Using a gate driver
A better approach is to use a fast responding gate driver that can detect a short-circuit and shut down the MOSFET before it is damaged. Several standard ICs for Si IGBT devices are available with integrated over-voltage protection. This function monitors Vds in the switched-on state and switches off devices in the event of over-current. The same driver ICs can be used for SiC MOSFET short-circuit protection if the response time is fast enough. Figure 6 shows the implementation scheme, where DD should block the Vds when switched off. DC should protect the DE-SAT pin during the switching transition and CB should control the blanking time to avoid false tripping during switching transients.
Figure 5: Short circuit current and response time with active VCE (SAT) monitoring
Figure 5 shows the short-circuit transients with activated IC over-voltage protection. Due to the high switching speed and optimised circuit layout required in SiC-based designs, the blanking time can be significantly shorter than with IGBT circuits. For SiC devices, CB is typically selected with less than 100pF and the blanking time can be as low as 200ns to reduce the driver IC’s overall response time and protect the SiC MOSFETs. According to the results, each of the three ICs that were tested can protect the SiC MOSFET within one to 4µs during shoot-through. They also provide functions for slow turn-off under short-circuit conditions to protect MOSFETs and driver ICs.
The MOSFETs were tested under short-circuit conditions in both single device and half-bridge configurations with the gate driver IC that exhibited the slowest response time. With the half-bridge, the upper device remains switched on throughout the entire transient and the lower device is driven by a gate driver with an over-voltage function.

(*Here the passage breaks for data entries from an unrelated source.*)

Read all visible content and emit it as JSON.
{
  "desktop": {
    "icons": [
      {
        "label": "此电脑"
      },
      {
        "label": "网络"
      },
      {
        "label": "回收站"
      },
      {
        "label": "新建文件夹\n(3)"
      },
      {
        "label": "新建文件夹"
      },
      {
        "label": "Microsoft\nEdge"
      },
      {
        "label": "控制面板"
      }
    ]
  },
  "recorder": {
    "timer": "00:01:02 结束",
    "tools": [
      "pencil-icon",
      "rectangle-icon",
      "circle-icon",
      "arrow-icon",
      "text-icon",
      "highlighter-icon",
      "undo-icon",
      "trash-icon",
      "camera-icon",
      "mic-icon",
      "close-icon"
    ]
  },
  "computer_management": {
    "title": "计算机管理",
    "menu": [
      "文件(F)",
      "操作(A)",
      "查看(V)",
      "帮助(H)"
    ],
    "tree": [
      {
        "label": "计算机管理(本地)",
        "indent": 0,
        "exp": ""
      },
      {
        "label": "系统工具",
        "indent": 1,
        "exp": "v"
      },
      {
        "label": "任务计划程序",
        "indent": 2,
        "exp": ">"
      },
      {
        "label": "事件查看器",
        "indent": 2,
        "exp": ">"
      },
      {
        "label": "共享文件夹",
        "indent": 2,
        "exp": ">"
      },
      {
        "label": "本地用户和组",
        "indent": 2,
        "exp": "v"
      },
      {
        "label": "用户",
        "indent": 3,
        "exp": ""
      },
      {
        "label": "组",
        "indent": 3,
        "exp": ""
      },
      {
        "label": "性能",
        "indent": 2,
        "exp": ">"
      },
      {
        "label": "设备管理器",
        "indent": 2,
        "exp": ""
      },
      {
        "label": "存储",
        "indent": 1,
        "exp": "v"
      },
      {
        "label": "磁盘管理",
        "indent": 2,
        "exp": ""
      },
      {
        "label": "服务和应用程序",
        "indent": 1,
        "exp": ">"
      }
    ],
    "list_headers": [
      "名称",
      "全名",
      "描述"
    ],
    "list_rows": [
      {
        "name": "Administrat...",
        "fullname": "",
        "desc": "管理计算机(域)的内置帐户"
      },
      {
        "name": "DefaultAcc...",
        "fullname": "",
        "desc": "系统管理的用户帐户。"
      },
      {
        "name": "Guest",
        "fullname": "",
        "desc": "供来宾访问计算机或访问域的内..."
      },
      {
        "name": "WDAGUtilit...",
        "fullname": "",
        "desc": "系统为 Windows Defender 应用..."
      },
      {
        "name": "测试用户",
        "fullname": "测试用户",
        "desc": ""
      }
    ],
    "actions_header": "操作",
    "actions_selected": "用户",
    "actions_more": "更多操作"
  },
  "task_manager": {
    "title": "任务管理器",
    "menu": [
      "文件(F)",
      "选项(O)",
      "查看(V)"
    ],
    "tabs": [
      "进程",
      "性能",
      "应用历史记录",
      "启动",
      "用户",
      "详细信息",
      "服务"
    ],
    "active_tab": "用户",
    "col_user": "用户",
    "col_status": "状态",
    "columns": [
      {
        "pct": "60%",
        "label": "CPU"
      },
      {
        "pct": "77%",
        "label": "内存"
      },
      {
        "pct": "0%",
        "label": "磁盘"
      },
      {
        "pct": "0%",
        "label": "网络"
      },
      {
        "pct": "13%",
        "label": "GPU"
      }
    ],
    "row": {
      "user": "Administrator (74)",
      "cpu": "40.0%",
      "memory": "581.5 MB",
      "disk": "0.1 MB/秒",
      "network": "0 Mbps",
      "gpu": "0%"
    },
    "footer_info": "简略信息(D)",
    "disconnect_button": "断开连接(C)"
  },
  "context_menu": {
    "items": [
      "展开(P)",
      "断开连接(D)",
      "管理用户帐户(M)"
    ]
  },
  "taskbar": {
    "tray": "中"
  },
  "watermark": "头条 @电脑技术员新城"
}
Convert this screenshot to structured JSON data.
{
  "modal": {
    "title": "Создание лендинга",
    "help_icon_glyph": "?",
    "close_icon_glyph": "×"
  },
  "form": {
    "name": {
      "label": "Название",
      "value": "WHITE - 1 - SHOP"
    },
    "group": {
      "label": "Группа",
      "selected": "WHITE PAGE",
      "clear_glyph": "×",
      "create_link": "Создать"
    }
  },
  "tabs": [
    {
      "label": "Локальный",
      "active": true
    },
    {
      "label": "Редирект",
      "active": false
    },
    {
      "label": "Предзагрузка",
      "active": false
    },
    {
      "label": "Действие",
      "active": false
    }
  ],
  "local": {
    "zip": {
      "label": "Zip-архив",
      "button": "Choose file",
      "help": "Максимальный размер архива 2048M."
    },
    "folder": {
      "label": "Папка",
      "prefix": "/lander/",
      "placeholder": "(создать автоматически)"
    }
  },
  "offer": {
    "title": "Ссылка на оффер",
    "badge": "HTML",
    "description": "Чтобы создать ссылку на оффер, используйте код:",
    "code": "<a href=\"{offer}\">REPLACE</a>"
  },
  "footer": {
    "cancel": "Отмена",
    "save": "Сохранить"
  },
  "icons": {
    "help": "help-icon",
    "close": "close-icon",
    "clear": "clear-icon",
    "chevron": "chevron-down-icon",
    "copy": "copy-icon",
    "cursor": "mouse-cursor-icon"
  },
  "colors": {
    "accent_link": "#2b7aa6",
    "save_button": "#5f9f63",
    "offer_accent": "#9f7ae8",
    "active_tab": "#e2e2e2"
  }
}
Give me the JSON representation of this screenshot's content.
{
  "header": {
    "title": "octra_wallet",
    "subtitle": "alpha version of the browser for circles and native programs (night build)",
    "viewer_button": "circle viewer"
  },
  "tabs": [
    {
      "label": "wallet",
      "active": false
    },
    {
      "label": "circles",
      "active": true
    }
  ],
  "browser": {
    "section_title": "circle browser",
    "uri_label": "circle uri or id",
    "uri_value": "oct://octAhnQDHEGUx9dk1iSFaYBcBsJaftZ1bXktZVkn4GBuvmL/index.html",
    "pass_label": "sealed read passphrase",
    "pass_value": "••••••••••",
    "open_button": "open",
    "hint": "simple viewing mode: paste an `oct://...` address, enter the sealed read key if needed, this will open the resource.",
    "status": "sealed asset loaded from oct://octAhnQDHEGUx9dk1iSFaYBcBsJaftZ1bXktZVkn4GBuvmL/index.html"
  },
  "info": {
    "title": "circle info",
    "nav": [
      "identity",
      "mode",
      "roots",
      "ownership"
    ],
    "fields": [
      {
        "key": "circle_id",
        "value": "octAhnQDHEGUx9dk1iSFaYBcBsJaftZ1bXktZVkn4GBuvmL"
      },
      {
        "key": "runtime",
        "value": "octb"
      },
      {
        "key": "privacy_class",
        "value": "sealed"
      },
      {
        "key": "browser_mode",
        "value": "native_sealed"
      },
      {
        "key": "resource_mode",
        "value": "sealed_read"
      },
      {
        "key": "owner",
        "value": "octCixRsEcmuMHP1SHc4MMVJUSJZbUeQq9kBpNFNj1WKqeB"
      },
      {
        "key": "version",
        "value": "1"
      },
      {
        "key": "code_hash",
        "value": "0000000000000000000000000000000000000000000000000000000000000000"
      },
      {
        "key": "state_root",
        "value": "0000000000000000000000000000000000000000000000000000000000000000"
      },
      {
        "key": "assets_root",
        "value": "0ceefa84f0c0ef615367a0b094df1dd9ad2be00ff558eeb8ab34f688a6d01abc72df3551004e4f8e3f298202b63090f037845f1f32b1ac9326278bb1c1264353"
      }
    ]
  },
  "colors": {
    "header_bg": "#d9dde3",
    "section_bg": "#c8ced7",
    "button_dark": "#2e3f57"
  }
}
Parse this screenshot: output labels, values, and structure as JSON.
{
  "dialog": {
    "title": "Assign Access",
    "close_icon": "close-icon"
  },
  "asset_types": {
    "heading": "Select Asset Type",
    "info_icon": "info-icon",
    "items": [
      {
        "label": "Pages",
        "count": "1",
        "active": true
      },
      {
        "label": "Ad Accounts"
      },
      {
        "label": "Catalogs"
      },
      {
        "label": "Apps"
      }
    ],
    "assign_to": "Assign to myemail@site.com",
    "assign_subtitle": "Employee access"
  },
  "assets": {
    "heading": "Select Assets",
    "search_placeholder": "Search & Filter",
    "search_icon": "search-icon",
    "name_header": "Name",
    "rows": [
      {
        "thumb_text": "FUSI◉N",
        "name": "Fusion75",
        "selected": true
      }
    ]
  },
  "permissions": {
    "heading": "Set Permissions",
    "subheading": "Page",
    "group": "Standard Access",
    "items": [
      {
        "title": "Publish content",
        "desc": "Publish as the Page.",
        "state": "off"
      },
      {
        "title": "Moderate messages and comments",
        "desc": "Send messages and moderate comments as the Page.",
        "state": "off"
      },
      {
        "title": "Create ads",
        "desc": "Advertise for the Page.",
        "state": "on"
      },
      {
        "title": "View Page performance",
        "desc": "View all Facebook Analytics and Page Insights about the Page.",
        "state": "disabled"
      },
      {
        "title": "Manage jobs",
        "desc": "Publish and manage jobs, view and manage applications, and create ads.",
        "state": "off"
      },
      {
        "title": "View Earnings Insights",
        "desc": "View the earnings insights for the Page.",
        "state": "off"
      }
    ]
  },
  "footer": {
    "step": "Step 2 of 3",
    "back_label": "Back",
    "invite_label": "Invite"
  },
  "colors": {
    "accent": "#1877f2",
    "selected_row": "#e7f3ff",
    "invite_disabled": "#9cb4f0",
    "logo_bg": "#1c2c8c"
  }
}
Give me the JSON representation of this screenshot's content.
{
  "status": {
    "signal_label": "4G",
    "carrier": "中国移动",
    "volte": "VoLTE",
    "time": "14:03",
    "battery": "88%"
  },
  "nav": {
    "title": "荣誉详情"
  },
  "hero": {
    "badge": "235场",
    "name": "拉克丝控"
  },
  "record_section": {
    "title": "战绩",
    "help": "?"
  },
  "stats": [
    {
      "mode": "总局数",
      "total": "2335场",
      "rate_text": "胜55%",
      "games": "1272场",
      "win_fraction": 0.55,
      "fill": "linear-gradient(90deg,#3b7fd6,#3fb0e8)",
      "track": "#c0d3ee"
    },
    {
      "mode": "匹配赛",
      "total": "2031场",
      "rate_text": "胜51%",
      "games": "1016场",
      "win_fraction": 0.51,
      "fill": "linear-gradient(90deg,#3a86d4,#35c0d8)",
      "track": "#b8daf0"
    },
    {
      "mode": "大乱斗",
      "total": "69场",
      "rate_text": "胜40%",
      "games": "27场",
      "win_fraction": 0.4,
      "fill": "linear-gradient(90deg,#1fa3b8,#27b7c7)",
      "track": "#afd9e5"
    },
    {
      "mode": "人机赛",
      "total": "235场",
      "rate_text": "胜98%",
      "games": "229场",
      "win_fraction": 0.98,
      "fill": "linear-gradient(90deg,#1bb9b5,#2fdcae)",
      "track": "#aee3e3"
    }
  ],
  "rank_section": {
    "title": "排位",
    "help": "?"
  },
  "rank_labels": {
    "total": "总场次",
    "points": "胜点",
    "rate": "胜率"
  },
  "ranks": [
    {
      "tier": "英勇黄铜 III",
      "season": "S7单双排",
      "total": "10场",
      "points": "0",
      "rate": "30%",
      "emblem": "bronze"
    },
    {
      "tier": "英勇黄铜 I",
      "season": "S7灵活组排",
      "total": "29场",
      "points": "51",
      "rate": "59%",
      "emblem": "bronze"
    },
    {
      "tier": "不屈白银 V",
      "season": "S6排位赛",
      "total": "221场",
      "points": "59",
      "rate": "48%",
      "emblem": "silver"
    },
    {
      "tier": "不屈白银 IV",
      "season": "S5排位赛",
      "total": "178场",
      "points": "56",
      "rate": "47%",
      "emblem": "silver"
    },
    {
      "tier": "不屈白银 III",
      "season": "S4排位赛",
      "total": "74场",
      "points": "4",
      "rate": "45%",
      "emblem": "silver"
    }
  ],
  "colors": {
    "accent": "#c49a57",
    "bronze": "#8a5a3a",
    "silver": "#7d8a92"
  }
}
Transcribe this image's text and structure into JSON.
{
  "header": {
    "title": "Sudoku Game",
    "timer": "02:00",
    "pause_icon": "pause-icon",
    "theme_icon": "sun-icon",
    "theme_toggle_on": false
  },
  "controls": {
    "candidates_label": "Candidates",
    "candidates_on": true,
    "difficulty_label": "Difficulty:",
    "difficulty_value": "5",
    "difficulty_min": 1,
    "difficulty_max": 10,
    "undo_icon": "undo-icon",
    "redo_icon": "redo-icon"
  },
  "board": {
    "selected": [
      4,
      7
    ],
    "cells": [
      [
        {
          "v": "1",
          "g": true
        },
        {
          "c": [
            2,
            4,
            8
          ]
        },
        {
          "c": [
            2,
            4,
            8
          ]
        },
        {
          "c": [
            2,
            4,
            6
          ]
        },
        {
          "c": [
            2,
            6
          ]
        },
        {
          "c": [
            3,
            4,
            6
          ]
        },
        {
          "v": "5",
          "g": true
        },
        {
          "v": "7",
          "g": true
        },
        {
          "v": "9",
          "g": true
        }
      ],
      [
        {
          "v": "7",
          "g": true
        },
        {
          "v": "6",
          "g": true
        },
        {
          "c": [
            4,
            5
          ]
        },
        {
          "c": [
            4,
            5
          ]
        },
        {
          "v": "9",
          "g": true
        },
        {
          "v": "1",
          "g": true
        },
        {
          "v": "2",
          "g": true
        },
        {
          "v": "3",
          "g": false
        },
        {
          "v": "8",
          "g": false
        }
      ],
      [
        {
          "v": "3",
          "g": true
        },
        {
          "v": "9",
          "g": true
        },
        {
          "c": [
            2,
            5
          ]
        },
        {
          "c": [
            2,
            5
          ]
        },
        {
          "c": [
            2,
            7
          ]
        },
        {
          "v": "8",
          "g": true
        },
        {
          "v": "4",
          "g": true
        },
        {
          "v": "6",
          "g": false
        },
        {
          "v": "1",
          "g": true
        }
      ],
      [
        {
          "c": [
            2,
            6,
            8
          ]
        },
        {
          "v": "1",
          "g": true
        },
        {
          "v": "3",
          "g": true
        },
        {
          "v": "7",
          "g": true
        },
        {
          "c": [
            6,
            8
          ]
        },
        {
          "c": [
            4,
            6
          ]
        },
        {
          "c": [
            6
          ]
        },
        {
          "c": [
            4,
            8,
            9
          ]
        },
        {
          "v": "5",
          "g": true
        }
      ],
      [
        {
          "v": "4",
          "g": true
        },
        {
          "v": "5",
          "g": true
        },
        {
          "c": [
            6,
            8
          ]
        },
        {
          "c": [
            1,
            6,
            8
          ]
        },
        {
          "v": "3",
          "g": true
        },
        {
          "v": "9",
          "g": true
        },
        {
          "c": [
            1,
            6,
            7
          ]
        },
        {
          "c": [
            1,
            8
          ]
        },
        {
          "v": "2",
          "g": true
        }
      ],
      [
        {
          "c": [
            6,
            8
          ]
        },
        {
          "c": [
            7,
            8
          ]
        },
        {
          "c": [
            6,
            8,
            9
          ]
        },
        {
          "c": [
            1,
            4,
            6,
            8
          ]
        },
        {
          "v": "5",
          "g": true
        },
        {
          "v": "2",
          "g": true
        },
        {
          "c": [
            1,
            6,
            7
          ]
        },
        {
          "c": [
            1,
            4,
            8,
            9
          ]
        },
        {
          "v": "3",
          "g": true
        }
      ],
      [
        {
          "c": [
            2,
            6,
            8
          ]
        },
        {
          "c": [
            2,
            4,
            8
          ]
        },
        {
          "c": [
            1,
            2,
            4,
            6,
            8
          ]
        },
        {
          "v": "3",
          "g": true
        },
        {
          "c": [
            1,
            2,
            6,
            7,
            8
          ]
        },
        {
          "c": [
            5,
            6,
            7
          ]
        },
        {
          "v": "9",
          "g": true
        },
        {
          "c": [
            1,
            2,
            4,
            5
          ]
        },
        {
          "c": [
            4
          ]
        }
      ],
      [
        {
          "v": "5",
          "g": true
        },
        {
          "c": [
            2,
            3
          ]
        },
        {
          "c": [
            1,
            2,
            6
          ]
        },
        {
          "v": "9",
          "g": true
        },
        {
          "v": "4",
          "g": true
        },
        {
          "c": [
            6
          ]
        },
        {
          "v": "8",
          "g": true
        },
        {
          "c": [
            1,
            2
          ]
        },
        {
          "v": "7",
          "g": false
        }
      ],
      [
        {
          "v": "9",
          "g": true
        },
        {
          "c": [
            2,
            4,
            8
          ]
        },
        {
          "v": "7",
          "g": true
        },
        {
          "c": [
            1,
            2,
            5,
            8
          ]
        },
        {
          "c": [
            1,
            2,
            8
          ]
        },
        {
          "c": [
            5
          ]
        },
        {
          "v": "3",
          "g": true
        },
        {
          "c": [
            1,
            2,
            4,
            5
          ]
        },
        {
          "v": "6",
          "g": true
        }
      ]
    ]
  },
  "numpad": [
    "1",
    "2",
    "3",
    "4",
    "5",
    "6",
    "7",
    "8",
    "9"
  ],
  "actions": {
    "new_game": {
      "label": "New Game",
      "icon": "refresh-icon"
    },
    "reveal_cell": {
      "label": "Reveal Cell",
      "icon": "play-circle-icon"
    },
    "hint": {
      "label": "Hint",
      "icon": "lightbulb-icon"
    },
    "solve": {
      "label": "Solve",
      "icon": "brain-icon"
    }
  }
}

The results show that the MOSFET can be safely switched off under both conditions. The DC link voltage in the half-bridge is shared by both devices and the actual voltage per device is considerably lower than that of the DC bus voltage. This offers more margin for the protective circuit’s reaction time. If both the lower and upper devices provide protection functions, each can protect the entire circuit.
The study shows that the short-circuit peak current and withstand time of 1,200V, 80mΩ SiC MOSFETs are heavily dependent on drain voltage and gate voltage, but independent of housing temperature and switching speed. Commercial IGBT drivers with over-voltage protection can effectively protect SiC MOSFETs, with proper circuit design and integration techniques under real short-circuit conditions, both with a single device and in half-bridge configuration.